Setting up a screen (or projecting on to something else) temporarily can’t be that difficult – after all, I’ve seen more impressive things done on stage. At the Hippodrome alone I can think of three different ways I’ve seen screens used recently:
- I saw Carlos Acosta there a few weeks back and at one point in the show there was a massive video piece projected on to a screen that filled the stage.
- For my sins, I saw Strictly Come Dancing last year and that featured video contributions from one of the judges, with a screen wheeled on stage quickly each time it was needed.
- The Birmingham Royal Ballet’s Royal Gala Performance I saw last year (I know, get me) featured large TV screens placed all around the theatre.
Come to think of it, the NME used to bring screens to the O2 Academy for their tours. Between bands they showed promos for the magazine, the tour sponsor and the bands.

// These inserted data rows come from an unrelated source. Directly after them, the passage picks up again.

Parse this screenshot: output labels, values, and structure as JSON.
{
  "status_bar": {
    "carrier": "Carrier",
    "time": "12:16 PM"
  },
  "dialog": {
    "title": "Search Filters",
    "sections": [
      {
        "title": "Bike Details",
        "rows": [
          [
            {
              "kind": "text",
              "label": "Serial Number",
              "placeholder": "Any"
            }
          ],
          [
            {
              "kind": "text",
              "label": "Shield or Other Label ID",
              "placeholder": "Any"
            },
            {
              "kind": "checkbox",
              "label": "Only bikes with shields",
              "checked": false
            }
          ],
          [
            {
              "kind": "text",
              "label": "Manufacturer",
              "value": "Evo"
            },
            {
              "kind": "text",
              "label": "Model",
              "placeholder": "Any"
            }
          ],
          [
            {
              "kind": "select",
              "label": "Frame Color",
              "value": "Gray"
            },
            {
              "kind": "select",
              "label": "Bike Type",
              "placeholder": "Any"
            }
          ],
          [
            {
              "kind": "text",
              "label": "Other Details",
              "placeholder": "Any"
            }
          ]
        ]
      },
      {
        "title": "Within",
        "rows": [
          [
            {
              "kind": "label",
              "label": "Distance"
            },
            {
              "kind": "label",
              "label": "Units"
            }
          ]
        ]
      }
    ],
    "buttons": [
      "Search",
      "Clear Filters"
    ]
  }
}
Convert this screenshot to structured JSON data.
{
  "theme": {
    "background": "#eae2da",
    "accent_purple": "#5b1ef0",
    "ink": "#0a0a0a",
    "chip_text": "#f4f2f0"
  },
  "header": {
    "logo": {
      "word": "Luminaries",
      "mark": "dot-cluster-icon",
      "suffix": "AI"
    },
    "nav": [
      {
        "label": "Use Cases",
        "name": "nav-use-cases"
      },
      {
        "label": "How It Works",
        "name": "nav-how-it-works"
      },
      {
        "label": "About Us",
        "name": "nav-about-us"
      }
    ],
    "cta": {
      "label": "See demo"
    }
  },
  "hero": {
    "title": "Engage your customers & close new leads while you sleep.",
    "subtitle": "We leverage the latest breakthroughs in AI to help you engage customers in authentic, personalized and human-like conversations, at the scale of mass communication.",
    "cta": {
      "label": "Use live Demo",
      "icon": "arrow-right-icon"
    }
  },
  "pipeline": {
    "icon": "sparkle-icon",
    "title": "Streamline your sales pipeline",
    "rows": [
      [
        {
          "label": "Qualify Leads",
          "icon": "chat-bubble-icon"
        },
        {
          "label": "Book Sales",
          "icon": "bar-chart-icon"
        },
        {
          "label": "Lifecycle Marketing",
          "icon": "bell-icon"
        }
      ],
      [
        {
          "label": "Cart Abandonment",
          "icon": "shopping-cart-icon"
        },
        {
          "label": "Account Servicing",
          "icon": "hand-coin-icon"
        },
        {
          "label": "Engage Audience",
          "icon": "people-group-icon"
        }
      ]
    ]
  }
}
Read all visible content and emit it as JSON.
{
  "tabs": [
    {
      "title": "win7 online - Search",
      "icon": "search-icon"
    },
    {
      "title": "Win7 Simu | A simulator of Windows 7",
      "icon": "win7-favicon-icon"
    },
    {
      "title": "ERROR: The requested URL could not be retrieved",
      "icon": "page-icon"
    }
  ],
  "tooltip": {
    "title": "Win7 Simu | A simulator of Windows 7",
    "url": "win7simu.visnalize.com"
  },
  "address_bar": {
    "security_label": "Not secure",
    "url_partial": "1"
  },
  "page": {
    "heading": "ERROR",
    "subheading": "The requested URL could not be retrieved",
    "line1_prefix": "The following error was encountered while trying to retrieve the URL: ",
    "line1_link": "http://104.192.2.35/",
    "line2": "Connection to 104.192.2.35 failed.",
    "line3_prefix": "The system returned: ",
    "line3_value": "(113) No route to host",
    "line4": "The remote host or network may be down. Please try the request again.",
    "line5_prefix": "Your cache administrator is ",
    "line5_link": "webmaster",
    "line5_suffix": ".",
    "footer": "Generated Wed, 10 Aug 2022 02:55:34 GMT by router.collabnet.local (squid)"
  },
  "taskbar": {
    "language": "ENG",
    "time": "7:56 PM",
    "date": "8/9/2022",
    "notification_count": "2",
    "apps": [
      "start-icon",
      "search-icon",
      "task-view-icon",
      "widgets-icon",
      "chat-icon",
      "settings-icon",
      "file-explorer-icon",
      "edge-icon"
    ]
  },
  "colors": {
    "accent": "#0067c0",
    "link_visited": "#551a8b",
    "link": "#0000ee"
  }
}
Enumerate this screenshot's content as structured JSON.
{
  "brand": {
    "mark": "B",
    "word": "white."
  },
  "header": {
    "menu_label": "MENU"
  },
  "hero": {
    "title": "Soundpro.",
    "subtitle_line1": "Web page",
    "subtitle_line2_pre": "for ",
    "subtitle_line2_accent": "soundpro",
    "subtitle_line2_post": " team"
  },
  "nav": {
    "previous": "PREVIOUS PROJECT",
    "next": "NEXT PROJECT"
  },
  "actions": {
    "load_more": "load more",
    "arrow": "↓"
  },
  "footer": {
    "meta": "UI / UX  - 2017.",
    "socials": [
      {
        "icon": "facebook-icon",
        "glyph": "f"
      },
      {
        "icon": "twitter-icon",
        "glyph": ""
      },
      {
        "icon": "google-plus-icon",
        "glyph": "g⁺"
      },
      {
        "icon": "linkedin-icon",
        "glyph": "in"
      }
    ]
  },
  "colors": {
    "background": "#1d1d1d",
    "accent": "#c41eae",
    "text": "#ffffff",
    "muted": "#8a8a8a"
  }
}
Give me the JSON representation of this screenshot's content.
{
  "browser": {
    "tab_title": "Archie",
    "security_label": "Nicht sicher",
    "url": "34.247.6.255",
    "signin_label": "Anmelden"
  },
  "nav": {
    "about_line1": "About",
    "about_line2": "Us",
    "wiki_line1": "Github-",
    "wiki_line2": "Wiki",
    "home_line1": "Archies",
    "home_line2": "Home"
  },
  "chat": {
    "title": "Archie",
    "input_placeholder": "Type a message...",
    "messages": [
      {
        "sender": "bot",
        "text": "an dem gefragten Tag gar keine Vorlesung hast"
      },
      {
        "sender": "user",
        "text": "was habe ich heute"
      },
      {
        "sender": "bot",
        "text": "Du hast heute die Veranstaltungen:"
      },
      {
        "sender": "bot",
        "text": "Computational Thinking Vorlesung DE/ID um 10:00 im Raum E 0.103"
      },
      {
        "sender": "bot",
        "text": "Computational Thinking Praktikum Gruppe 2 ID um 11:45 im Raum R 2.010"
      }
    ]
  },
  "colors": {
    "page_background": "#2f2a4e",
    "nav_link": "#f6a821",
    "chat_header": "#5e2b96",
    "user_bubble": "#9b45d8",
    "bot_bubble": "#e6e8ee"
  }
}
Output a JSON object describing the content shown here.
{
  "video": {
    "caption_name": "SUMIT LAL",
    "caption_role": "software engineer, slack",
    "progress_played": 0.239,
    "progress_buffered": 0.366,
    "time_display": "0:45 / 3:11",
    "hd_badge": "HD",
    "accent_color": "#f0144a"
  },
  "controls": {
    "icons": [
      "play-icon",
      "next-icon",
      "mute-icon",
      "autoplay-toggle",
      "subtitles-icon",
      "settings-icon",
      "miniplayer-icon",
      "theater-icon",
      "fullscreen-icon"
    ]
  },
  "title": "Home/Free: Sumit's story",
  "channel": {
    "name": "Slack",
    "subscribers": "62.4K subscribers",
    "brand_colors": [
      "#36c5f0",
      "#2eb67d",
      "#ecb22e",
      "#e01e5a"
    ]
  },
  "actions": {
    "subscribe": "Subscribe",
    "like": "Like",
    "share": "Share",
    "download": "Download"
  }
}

What I’m saying is it can be done and in various ways. Of course I’ve really not got much of an idea of the cost/logistics involved so am ready and willing to be shot down mercilessly in the comments.
I remember when we were offered the unit in the Bullring for the Created in Birmingham shop, the alternative was for the shopping centre to sell the window space to a display advertising company who would serve up adverts to the passing crowds. Those screens would have paid for themselves very quickly indeed.
Would the same be true for theatre screens? There might be a direct financial benefit in terms of tickets sold and funds raised. I’ve no idea about the logistics involved, there are some happily established cinema advertising networks out there. I wonder what it would take to tap into those.
What’s the obstacle?
Is it artistic? Financial? Logistical? Is there some indication that audiences would object?
Inside auditorium I haven’t met a director that would allow. In foyer I guess it’s a resource (lack of) thing
Which was interesting because, come to think of it, I can think of a few larger arts centres that use screens in and around their foyers, making their absence from auditoriums that bit more glaring.
I’m pretty sure this isn’t an amazingly revolutionary idea – someone must have looked into this before. Or someone must be doing it. I realise I don’t know much about the practicalities involved here and it’s been bugging me, so if anyone could shed any light I’d be grateful.
Typical. I hit publish and minutes later find this post from LondonDance.com about Sadler’s Wells (a client, no less) trying out cinema-style trailers of upcoming shows in 2009. I wonder how it went. Are there any more examples?
I’ll also link to this from Alistair Smith in The Stage who makes many of the same points but also adds some further thoughts.